It exploits vulnerabilities in software and Remote Desktop Services (RDP) services as a common means for cybercriminals to break into networks. Meanwhile, the average ransom paid by victims of ransomware attacks is increasing. According to an analysis of cybersecurity Coveware’s Quarterly Ransomware Report, the average ransom payment in the first quarter of 2021 was $ 220,298, or $ 154,108 in the fourth quarter of 2020. It increased by 43% from (about 17 million yen). Part of the significant increase in ransom payments is due to some of the most notorious ransomware groups intensifying their activities.
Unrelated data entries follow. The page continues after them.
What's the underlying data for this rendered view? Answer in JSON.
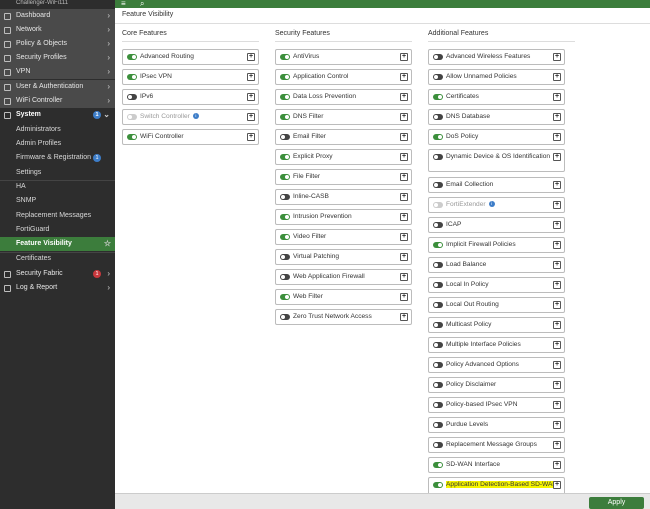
{
  "app": {
    "device_name": "Challenger-WiFi111"
  },
  "topbar": {
    "menu_icon": "hamburger-icon",
    "search_icon": "search-icon"
  },
  "sidebar": {
    "items": [
      {
        "label": "Dashboard",
        "chev": "›"
      },
      {
        "label": "Network",
        "chev": "›"
      },
      {
        "label": "Policy & Objects",
        "chev": "›"
      },
      {
        "label": "Security Profiles",
        "chev": "›"
      },
      {
        "label": "VPN",
        "chev": "›"
      },
      {
        "label": "User & Authentication",
        "chev": "›"
      },
      {
        "label": "WiFi Controller",
        "chev": "›"
      },
      {
        "label": "System",
        "badge": "1",
        "chev": "⌄"
      },
      {
        "label": "Administrators"
      },
      {
        "label": "Admin Profiles"
      },
      {
        "label": "Firmware & Registration",
        "badge": "1"
      },
      {
        "label": "Settings"
      },
      {
        "label": "HA"
      },
      {
        "label": "SNMP"
      },
      {
        "label": "Replacement Messages"
      },
      {
        "label": "FortiGuard"
      },
      {
        "label": "Feature Visibility"
      },
      {
        "label": "Certificates"
      },
      {
        "label": "Security Fabric",
        "badge": "1",
        "chev": "›"
      },
      {
        "label": "Log & Report",
        "chev": "›"
      }
    ],
    "star_icon": "☆"
  },
  "main": {
    "page_title": "Feature Visibility",
    "columns": [
      {
        "heading": "Core Features",
        "features": [
          {
            "label": "Advanced Routing",
            "state": "on"
          },
          {
            "label": "IPsec VPN",
            "state": "on"
          },
          {
            "label": "IPv6",
            "state": "off"
          },
          {
            "label": "Switch Controller",
            "state": "disabled",
            "info": "i"
          },
          {
            "label": "WiFi Controller",
            "state": "on"
          }
        ]
      },
      {
        "heading": "Security Features",
        "features": [
          {
            "label": "AntiVirus",
            "state": "on"
          },
          {
            "label": "Application Control",
            "state": "on"
          },
          {
            "label": "Data Loss Prevention",
            "state": "on"
          },
          {
            "label": "DNS Filter",
            "state": "on"
          },
          {
            "label": "Email Filter",
            "state": "off"
          },
          {
            "label": "Explicit Proxy",
            "state": "on"
          },
          {
            "label": "File Filter",
            "state": "on"
          },
          {
            "label": "Inline-CASB",
            "state": "off"
          },
          {
            "label": "Intrusion Prevention",
            "state": "on"
          },
          {
            "label": "Video Filter",
            "state": "on"
          },
          {
            "label": "Virtual Patching",
            "state": "off"
          },
          {
            "label": "Web Application Firewall",
            "state": "off"
          },
          {
            "label": "Web Filter",
            "state": "on"
          },
          {
            "label": "Zero Trust Network Access",
            "state": "off"
          }
        ]
      },
      {
        "heading": "Additional Features",
        "features": [
          {
            "label": "Advanced Wireless Features",
            "state": "off"
          },
          {
            "label": "Allow Unnamed Policies",
            "state": "off"
          },
          {
            "label": "Certificates",
            "state": "on"
          },
          {
            "label": "DNS Database",
            "state": "off"
          },
          {
            "label": "DoS Policy",
            "state": "on"
          },
          {
            "label": "Dynamic Device & OS Identification",
            "state": "off",
            "tall": true
          },
          {
            "label": "Email Collection",
            "state": "off"
          },
          {
            "label": "FortiExtender",
            "state": "disabled",
            "info": "i"
          },
          {
            "label": "ICAP",
            "state": "off"
          },
          {
            "label": "Implicit Firewall Policies",
            "state": "on"
          },
          {
            "label": "Load Balance",
            "state": "off"
          },
          {
            "label": "Local In Policy",
            "state": "off"
          },
          {
            "label": "Local Out Routing",
            "state": "off"
          },
          {
            "label": "Multicast Policy",
            "state": "off"
          },
          {
            "label": "Multiple Interface Policies",
            "state": "off"
          },
          {
            "label": "Policy Advanced Options",
            "state": "off"
          },
          {
            "label": "Policy Disclaimer",
            "state": "off"
          },
          {
            "label": "Policy-based IPsec VPN",
            "state": "off"
          },
          {
            "label": "Purdue Levels",
            "state": "off"
          },
          {
            "label": "Replacement Message Groups",
            "state": "off"
          },
          {
            "label": "SD-WAN Interface",
            "state": "on"
          },
          {
            "label": "Application Detection-Based SD-WAN",
            "state": "on",
            "tall": true,
            "highlight": true
          }
        ]
      }
    ],
    "plus_glyph": "+"
  },
  "footer": {
    "apply_label": "Apply"
  },
  "colors": {
    "accent": "#3c7d3c",
    "sidebar": "#2d2d2d",
    "highlight": "#f5f500"
  }
}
These groups demand high amounts of money from victims in Bitcoin in exchange for decryption keys. Such a group is “CloP”. According to Coveware, CloP was “extremely active” in the first quarter, targeting large victims and demanding a very high ransom. CloP ranked fourth in the ranking of the most popular ransomware variants in the first quarter, with a 7.1% share. It wasn’t in the top 10 in the fourth quarter of 2020. The most common type of ransomware in the first quarter was “Sodinokibi”, which accounted for 14.2%, “Conti V2” (10.2%), “Lockbit” (7.5%), “CloP” (7.1%), ” Egregor ”(5.3%) followed. In addition, “Avaddon”, “Ryuk”, “Darkside”, “Suncrypt”, “Netwalker”, and “Phobos” are ranked high. One of the tricks that has led to higher success rates for ransomware attacks is to expose data stolen by cybercriminals in the network. The aim is to encourage victims to pay the ransom for fear of the potential disclosure of sensitive information online. According to Coveware’s analysis, 77% of ransomware attacks included tricks that threatened to leak stolen data in the first quarter. It has increased by 10% since the fourth quarter of 2020. The highest percentage of ransomware attack vectors in the first quarter was compromised RDP at around 50%. It is believed that methods such as using stolen credentials, guessing default and commonly used passwords, and exploiting unpatched vulnerabilities are being used. Email phishing rates continue to be a popular attack vector. The rate at which software vulnerabilities are exploited has also increased. As a result of these, incidents continued after the ransomware attack, with an average downtime of 23 days in the first quarter of business interruption. A useful way for an organization to recover from a ransomware attack is to update network backups on a regular basis or store them offline. In the worst case, it will be possible to restore the network without responding to ransomware demands. However, the best way to avoid damage from a ransomware attack is to avoid it first. Cybersecurity measures such as avoiding the use of default usernames and passwords and protecting your account with multi-factor authentication may help. Enterprises should also ensure that software is patched with the latest security patches across networks to prevent cybercriminals from exploiting known vulnerabilities to launch ransomware attacks.